Halberstam’s purpose, as evidenced in the title, is to explore what failure means in a modern society so enamored with success:

What kinds of rewards can failure offer us? Perhaps most obviously, failure allows us to escape the punishing norms that discipline behavior and manage human development with the goal of delivering us from unruly childhoods to orderly and predictable adulthoods. Failure preserves some of the wondrous anarchy of childhood and disturbs the supposedly clean boundaries between adults and children, winners and losers. And while failure certainly comes accompanied by a host of negative affects, such as disappointment, disillusionment, and despair, it also provides the opportunity to use these negative affects to poke holes in the toxic positivity of contemporary life. (3)

To do this, Halberstam offers close readings of films and texts often considered to be ‘low’ culture, ‘un-serious’ works too popular or simple to be considered intellectual such as Finding Nemo, Chicken Run, or Dude, Where’s My Car? But he also explores other forms of failure, as in his chapters on “Shadow Feminisms” or the relationship between homosexuality and facism (I admit this chapter fell a little flat for me). And all of this analysis is written in a fairly straightforward, if verbose, style, complete with jokes and even pictures. It is in my opinion exemplary of the kind of public-facing scholarship academics have the responsibility to produce. That doesn’t mean you won’t have to bust out the dictionary occasionally, but you don’t need to immerse yourself in Lacanian thought the way you might for a text like No Future.

Halberstam’s title alone evoked a certain reaction from me. I felt I already knew, intuitively, what the queer art of failure was. Because aren’t all queer people failures in the eyes of mainstream society? Failures to marry (correctly), failures to reproduce (naturally), failures to conform to binary gender? It seems to me that this is something all queer people struggle with on some level, whether they’re aware of it or not. We lost the game before we ever had the chance to play. Coming to terms with that is a big part of accepting who we are, which is why books like The Velvet Rage have been so impactful as they guide readers to that realization. But once I got there, I found queer failure to be supremely liberating. My identity is no longer built around a desire to achieve an unattainable, heternormative model of success, and I’m much happier for it. I am free, in my failure, to define success for myself, to create a new game or attempt to change the old.

I wanted to offer up my own anecdote on the benefits of failure. I like to play Dungeons and Dragons, a fantasy roleplaying game (yes, that one). Part of the game is about defeating monsters, but another part is about collaborative storytelling, and that’s the part I really care about. Very often in these games there is a type of player that always frustrates me. This type of player is concerned almost exclusively with how powerful they can make their character. They want to be the strongest, the best, and to never lose.
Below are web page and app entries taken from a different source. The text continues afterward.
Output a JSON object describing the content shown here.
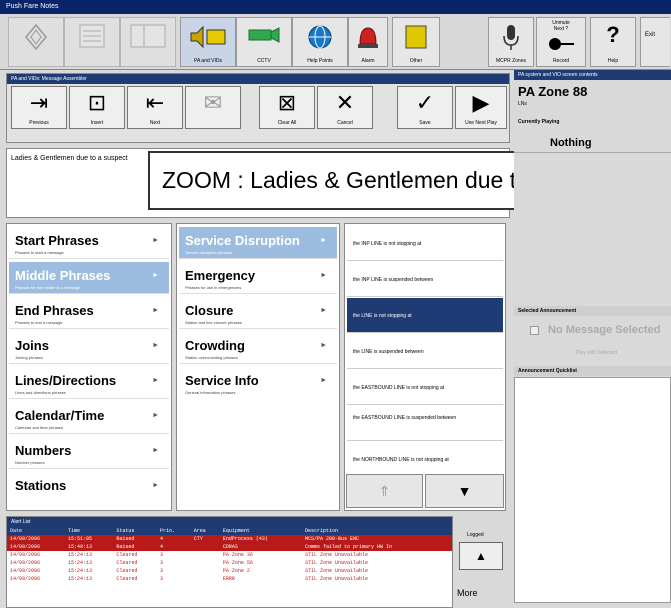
{
  "window": {
    "title": "Push Fare Notes"
  },
  "toolbar": [
    {
      "label": "",
      "icon": "diamond-icon",
      "state": "disabled"
    },
    {
      "label": "",
      "icon": "list-icon",
      "state": "disabled"
    },
    {
      "label": "",
      "icon": "layout-icon",
      "state": "disabled"
    },
    {
      "label": "PA and VIDs",
      "icon": "pa-vids-icon",
      "state": "active"
    },
    {
      "label": "CCTV",
      "icon": "camera-icon",
      "state": "normal"
    },
    {
      "label": "Help Points",
      "icon": "globe-icon",
      "state": "normal"
    },
    {
      "label": "Alarm",
      "icon": "alarm-icon",
      "state": "normal"
    },
    {
      "label": "Other",
      "icon": "note-icon",
      "state": "normal"
    },
    {
      "label": "MCPR Zones",
      "icon": "microphone-icon",
      "state": "normal"
    },
    {
      "label": "Record",
      "icon": "record-icon",
      "state": "normal",
      "caption": "Unmute\nNext ?"
    },
    {
      "label": "Help",
      "icon": "help-icon",
      "state": "normal",
      "glyph": "?"
    },
    {
      "label": "Exit",
      "icon": "exit-icon",
      "state": "normal",
      "caption": "Exit"
    }
  ],
  "editor": {
    "header": "PA and VIDs: Message Assembler",
    "buttons": [
      {
        "label": "Previous",
        "icon": "previous-icon",
        "glyph": "⇥"
      },
      {
        "label": "Insert",
        "icon": "insert-icon",
        "glyph": "⊡"
      },
      {
        "label": "Next",
        "icon": "next-icon",
        "glyph": "⇤"
      },
      {
        "label": "",
        "icon": "mail-icon",
        "glyph": "✉"
      },
      {
        "label": "Clear All",
        "icon": "clear-all-icon",
        "glyph": "⊠"
      },
      {
        "label": "Cancel",
        "icon": "cancel-icon",
        "glyph": "✕"
      },
      {
        "label": "Save",
        "icon": "save-icon",
        "glyph": "✓"
      },
      {
        "label": "Use Next Play",
        "icon": "play-icon",
        "glyph": "▶"
      }
    ],
    "message": "Ladies & Gentlemen due to a suspect",
    "zoom": "ZOOM : Ladies & Gentlemen due to a suspect"
  },
  "categories": [
    {
      "title": "Start Phrases",
      "sub": "Phrases to start a message",
      "arrow": "►"
    },
    {
      "title": "Middle Phrases",
      "sub": "Phrases for the middle of a message",
      "arrow": "►",
      "selected": true
    },
    {
      "title": "End Phrases",
      "sub": "Phrases to end a message",
      "arrow": "►"
    },
    {
      "title": "Joins",
      "sub": "Joining phrases",
      "arrow": "►"
    },
    {
      "title": "Lines/Directions",
      "sub": "Lines and directions phrases",
      "arrow": "►"
    },
    {
      "title": "Calendar/Time",
      "sub": "Calendar and time phrases",
      "arrow": "►"
    },
    {
      "title": "Numbers",
      "sub": "Number phrases",
      "arrow": "►"
    },
    {
      "title": "Stations",
      "sub": "",
      "arrow": "►"
    }
  ],
  "subcategories": [
    {
      "title": "Service Disruption",
      "sub": "Service disruption phrases",
      "arrow": "►",
      "selected": true
    },
    {
      "title": "Emergency",
      "sub": "Phrases for use in emergencies",
      "arrow": "►"
    },
    {
      "title": "Closure",
      "sub": "Station and line closure phrases",
      "arrow": "►"
    },
    {
      "title": "Crowding",
      "sub": "Station overcrowding phrases",
      "arrow": "►"
    },
    {
      "title": "Service Info",
      "sub": "General information phrases",
      "arrow": "►"
    }
  ],
  "phrases": [
    {
      "text": "the INP LINE is not stopping at"
    },
    {
      "text": "the INP LINE is suspended between"
    },
    {
      "text": "the LINE is not stopping at",
      "selected": true
    },
    {
      "text": "the LINE is suspended between"
    },
    {
      "text": "the EASTBOUND LINE is not stopping at"
    },
    {
      "text": "the EASTBOUND LINE is suspended between"
    },
    {
      "text": "the NORTHBOUND LINE is not stopping at"
    }
  ],
  "phrase_scroll": {
    "up": "⇑",
    "down": "▼"
  },
  "right_panel": {
    "header": "PA system and VIO screen contents",
    "zone_title": "PA Zone 88",
    "zone_sub": "LNs",
    "currently_playing_label": "Currently Playing",
    "currently_playing": "Nothing",
    "selected_header": "Selected Announcement",
    "selected_value": "No Message Selected",
    "selected_action": "Play with Selected",
    "quicklist_header": "Announcement Quicklist"
  },
  "alerts": {
    "header": "Alert List",
    "columns": [
      "Date",
      "Time",
      "Status",
      "Prio.",
      "Area",
      "Equipment",
      "Description"
    ],
    "rows": [
      {
        "date": "14/09/2006",
        "time": "15:51:05",
        "status": "Raised",
        "prio": "4",
        "area": "CTY",
        "equip": "EndProcess (43)",
        "desc": "MCS/PA 200-Bus ENC",
        "style": "r1"
      },
      {
        "date": "14/09/2006",
        "time": "15:49:13",
        "status": "Raised",
        "prio": "4",
        "area": "",
        "equip": "CDRAS",
        "desc": "Comms failed to primary HW In",
        "style": "r2"
      },
      {
        "date": "14/09/2006",
        "time": "15:24:13",
        "status": "Cleared",
        "prio": "3",
        "area": "",
        "equip": "PA Zone 36",
        "desc": "STIL Zone Unavailable",
        "style": "r3"
      },
      {
        "date": "14/09/2006",
        "time": "15:24:13",
        "status": "Cleared",
        "prio": "3",
        "area": "",
        "equip": "PA Zone 56",
        "desc": "STIL Zone Unavailable",
        "style": "r3"
      },
      {
        "date": "14/09/2006",
        "time": "15:24:13",
        "status": "Cleared",
        "prio": "3",
        "area": "",
        "equip": "PA Zone 2",
        "desc": "STIL Zone Unavailable",
        "style": "r3"
      },
      {
        "date": "14/09/2006",
        "time": "15:24:13",
        "status": "Cleared",
        "prio": "3",
        "area": "",
        "equip": "ERRR",
        "desc": "STIL Zone Unavailable",
        "style": "r3"
      }
    ],
    "side_label": "Logged",
    "scroll_up": "▲",
    "more_label": "More"
  }
}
But I think losing, failing, is the best part of D&D. We know how the story is ‘supposed’ to go: the good guys beat the bad guys and save the world. That’s what we’ll get if we always win, and that’s a painfully boring and predictable story. What’s the point of having this complex role playing system if we never make proper use of it? Victory really only has one outcome, but failure has many. Who knows what will happen if we fail to break a door down or to trick the guard into letting us by? Failure demands more from the players than does victory. It forces us to think on our feet, to be creative and to subvert expectations. It takes a two-dimensional story about good and evil and makes it into a three dimensional one with twists, turns, and fleshed out characters. The game is better with failure, in fact, there’s no game without it. When you win, it’s over, and if there was ever an activity where the journey is more important than the destination, it’s D&D. Halberstam wants us to see failure as more than just an obstacle to success, and I think that’s an attitude worth taking with us into whatever it is we’re doing, whether it’s D&D or life.